Initially from the performances at the start of the season I would have agreed that the new gaffer at Goodison shares a similar trait as Martinez, seemingly a friendly character in his press conferences and widely respected for both his work on the pitch as a player and on the sidelines as a manager. However after a few games we started to see a cutthroat rotation of players – simply put, if you weren’t on form, you weren’t on the team sheet. A rarity in the modern game and something I personally welcome back with open arms.
From what we saw on Saturday, Koeman’s mentality overhaul hadn’t stopped there. With less than ten minutes to go Everton were pushing hard for their breakthrough. Crystal Palace’s Jeff Schlupp fell to the floor near the Everton goalkeeping area seemingly in pain, to which the Everton of old would have put the ball out of play without hesitation. However instead, they played the ball up field and worked their attack. You could almost hear the gasps of surprise from the away end of Selhurst Park. With a flawless ball from Tom Davies to Seamus Coleman beating the offside trap, the ball found itself in the back of the net and the three points were travelling up the M6 with the jubilant Evertonians.
Regardless of whether you think the ball should have been played out by either side, the rules clearly state that it is the referee’s responsibility to stop play if he deems the player to be severely injured. In this case, Schlupp was suffering with cramp – hence the play continuing. It’s worth noting that by the time the Crystal Palace physio had reached him, he was on his feet and on the pitch.
This more aggressive side to Koeman’s men, simply put, is the reason they took the three points. The, ‘nicey nicey,’ Everton of old would have put the ball out of play, and likely walked away with a draw. Koeman has his side playing with real heart and fearlessness to the tune he sets, his willingness to drop a player of any stature in order to encourage the very best out the squad is to be admired, would we be seeing the likes of Davies and Mason Holgate in such fine form under another managerial style?
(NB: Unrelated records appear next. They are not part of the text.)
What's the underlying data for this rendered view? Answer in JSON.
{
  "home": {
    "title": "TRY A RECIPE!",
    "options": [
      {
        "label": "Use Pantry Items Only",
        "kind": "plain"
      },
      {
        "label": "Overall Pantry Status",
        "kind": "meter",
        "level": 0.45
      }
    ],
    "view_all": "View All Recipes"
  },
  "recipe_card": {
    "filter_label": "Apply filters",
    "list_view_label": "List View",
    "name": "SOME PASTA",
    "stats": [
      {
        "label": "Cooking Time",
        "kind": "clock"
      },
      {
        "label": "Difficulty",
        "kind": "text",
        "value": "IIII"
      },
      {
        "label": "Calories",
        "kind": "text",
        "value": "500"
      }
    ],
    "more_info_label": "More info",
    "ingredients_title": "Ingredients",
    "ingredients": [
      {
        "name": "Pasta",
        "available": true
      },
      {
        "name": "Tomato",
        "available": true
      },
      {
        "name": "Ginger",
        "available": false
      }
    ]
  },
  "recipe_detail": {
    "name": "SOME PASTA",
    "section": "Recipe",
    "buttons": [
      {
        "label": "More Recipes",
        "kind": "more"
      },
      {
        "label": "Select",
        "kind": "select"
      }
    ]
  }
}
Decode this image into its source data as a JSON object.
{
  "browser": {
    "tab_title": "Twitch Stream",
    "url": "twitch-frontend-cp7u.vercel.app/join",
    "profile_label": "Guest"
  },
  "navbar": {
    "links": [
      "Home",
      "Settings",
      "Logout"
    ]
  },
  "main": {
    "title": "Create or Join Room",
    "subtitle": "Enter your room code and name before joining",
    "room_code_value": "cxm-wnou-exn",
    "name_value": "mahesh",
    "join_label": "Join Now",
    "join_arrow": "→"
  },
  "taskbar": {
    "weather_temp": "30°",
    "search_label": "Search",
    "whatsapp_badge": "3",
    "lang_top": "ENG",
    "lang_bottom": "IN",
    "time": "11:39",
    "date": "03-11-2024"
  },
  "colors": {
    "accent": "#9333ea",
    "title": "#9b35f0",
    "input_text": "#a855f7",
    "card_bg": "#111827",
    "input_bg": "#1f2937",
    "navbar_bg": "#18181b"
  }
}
There is always a transitional period to be expected when a new manager comes into a football club and the change in mentality we witnessed by Everton during the lead up to their goal on Saturday will split opinions, however I’m sure if you ask the blue side of the Mersey they’d take a win over being liked for many seasons to come.